───── PROVIDED MATERIAL ─────

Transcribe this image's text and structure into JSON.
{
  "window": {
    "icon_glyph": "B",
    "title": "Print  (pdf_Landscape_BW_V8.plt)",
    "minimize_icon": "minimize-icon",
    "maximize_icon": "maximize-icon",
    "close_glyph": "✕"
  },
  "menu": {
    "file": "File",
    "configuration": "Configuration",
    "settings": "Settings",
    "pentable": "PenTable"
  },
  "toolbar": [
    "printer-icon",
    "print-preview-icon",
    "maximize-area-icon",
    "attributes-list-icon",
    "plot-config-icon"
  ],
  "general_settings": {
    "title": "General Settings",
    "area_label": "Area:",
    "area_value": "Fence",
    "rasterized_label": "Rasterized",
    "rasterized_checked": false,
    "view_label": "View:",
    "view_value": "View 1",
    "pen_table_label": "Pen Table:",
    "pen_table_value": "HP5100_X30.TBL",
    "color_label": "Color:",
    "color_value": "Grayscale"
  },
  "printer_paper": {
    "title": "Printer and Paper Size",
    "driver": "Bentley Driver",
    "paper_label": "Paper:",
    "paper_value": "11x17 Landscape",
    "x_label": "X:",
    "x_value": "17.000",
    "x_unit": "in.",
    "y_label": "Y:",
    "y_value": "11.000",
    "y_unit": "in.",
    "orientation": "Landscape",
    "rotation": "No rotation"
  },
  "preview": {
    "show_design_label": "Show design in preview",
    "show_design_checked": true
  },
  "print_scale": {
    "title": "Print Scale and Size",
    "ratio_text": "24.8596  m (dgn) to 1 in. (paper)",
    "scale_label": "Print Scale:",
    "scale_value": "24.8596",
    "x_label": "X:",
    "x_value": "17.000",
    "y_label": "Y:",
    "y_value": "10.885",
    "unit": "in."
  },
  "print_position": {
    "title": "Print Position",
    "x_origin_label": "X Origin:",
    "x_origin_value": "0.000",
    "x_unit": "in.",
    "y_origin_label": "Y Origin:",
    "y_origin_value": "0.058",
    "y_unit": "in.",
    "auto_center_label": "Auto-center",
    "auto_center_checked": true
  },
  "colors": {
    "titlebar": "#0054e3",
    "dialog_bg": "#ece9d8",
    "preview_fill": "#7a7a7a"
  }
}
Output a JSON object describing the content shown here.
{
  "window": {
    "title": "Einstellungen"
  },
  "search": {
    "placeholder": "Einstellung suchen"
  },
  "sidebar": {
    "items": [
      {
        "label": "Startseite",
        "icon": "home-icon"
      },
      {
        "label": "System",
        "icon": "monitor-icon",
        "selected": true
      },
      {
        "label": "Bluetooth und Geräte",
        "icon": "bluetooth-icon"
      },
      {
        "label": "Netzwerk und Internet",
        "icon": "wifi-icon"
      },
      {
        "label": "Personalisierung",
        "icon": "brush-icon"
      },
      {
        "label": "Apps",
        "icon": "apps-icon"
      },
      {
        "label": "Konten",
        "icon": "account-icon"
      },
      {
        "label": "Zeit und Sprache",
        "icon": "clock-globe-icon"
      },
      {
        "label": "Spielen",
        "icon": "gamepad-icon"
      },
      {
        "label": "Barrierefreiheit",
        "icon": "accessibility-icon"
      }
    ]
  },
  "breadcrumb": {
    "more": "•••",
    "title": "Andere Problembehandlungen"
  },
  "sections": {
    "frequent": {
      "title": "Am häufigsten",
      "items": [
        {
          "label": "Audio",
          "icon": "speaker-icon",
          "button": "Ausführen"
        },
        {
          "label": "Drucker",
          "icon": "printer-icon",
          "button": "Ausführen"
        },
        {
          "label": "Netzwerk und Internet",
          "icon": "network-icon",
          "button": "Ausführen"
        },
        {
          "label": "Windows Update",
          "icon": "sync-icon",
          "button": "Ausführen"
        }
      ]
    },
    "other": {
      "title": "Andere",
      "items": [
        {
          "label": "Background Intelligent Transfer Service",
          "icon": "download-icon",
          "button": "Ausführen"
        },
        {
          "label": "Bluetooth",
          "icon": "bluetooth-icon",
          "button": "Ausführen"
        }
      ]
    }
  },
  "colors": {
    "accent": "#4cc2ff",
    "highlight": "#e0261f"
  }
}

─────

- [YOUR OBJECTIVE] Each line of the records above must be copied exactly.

- [TASK SOLUTION]
Transcribe this image's text and structure into JSON.
{
  "window": {
    "icon_glyph": "B",
    "title": "Print  (pdf_Landscape_BW_V8.plt)",
    "minimize_icon": "minimize-icon",
    "maximize_icon": "maximize-icon",
    "close_glyph": "✕"
  },
  "menu": {
    "file": "File",
    "configuration": "Configuration",
    "settings": "Settings",
    "pentable": "PenTable"
  },
  "toolbar": [
    "printer-icon",
    "print-preview-icon",
    "maximize-area-icon",
    "attributes-list-icon",
    "plot-config-icon"
  ],
  "general_settings": {
    "title": "General Settings",
    "area_label": "Area:",
    "area_value": "Fence",
    "rasterized_label": "Rasterized",
    "rasterized_checked": false,
    "view_label": "View:",
    "view_value": "View 1",
    "pen_table_label": "Pen Table:",
    "pen_table_value": "HP5100_X30.TBL",
    "color_label": "Color:",
    "color_value": "Grayscale"
  },
  "printer_paper": {
    "title": "Printer and Paper Size",
    "driver": "Bentley Driver",
    "paper_label": "Paper:",
    "paper_value": "11x17 Landscape",
    "x_label": "X:",
    "x_value": "17.000",
    "x_unit": "in.",
    "y_label": "Y:",
    "y_value": "11.000",
    "y_unit": "in.",
    "orientation": "Landscape",
    "rotation": "No rotation"
  },
  "preview": {
    "show_design_label": "Show design in preview",
    "show_design_checked": true
  },
  "print_scale": {
    "title": "Print Scale and Size",
    "ratio_text": "24.8596  m (dgn) to 1 in. (paper)",
    "scale_label": "Print Scale:",
    "scale_value": "24.8596",
    "x_label": "X:",
    "x_value": "17.000",
    "y_label": "Y:",
    "y_value": "10.885",
    "unit": "in."
  },
  "print_position": {
    "title": "Print Position",
    "x_origin_label": "X Origin:",
    "x_origin_value": "0.000",
    "x_unit": "in.",
    "y_origin_label": "Y Origin:",
    "y_origin_value": "0.058",
    "y_unit": "in.",
    "auto_center_label": "Auto-center",
    "auto_center_checked": true
  },
  "colors": {
    "titlebar": "#0054e3",
    "dialog_bg": "#ece9d8",
    "preview_fill": "#7a7a7a"
  }
}
Output a JSON object describing the content shown here.
{
  "window": {
    "title": "Einstellungen"
  },
  "search": {
    "placeholder": "Einstellung suchen"
  },
  "sidebar": {
    "items": [
      {
        "label": "Startseite",
        "icon": "home-icon"
      },
      {
        "label": "System",
        "icon": "monitor-icon",
        "selected": true
      },
      {
        "label": "Bluetooth und Geräte",
        "icon": "bluetooth-icon"
      },
      {
        "label": "Netzwerk und Internet",
        "icon": "wifi-icon"
      },
      {
        "label": "Personalisierung",
        "icon": "brush-icon"
      },
      {
        "label": "Apps",
        "icon": "apps-icon"
      },
      {
        "label": "Konten",
        "icon": "account-icon"
      },
      {
        "label": "Zeit und Sprache",
        "icon": "clock-globe-icon"
      },
      {
        "label": "Spielen",
        "icon": "gamepad-icon"
      },
      {
        "label": "Barrierefreiheit",
        "icon": "accessibility-icon"
      }
    ]
  },
  "breadcrumb": {
    "more": "•••",
    "title": "Andere Problembehandlungen"
  },
  "sections": {
    "frequent": {
      "title": "Am häufigsten",
      "items": [
        {
          "label": "Audio",
          "icon": "speaker-icon",
          "button": "Ausführen"
        },
        {
          "label": "Drucker",
          "icon": "printer-icon",
          "button": "Ausführen"
        },
        {
          "label": "Netzwerk und Internet",
          "icon": "network-icon",
          "button": "Ausführen"
        },
        {
          "label": "Windows Update",
          "icon": "sync-icon",
          "button": "Ausführen"
        }
      ]
    },
    "other": {
      "title": "Andere",
      "items": [
        {
          "label": "Background Intelligent Transfer Service",
          "icon": "download-icon",
          "button": "Ausführen"
        },
        {
          "label": "Bluetooth",
          "icon": "bluetooth-icon",
          "button": "Ausführen"
        }
      ]
    }
  },
  "colors": {
    "accent": "#4cc2ff",
    "highlight": "#e0261f"
  }
}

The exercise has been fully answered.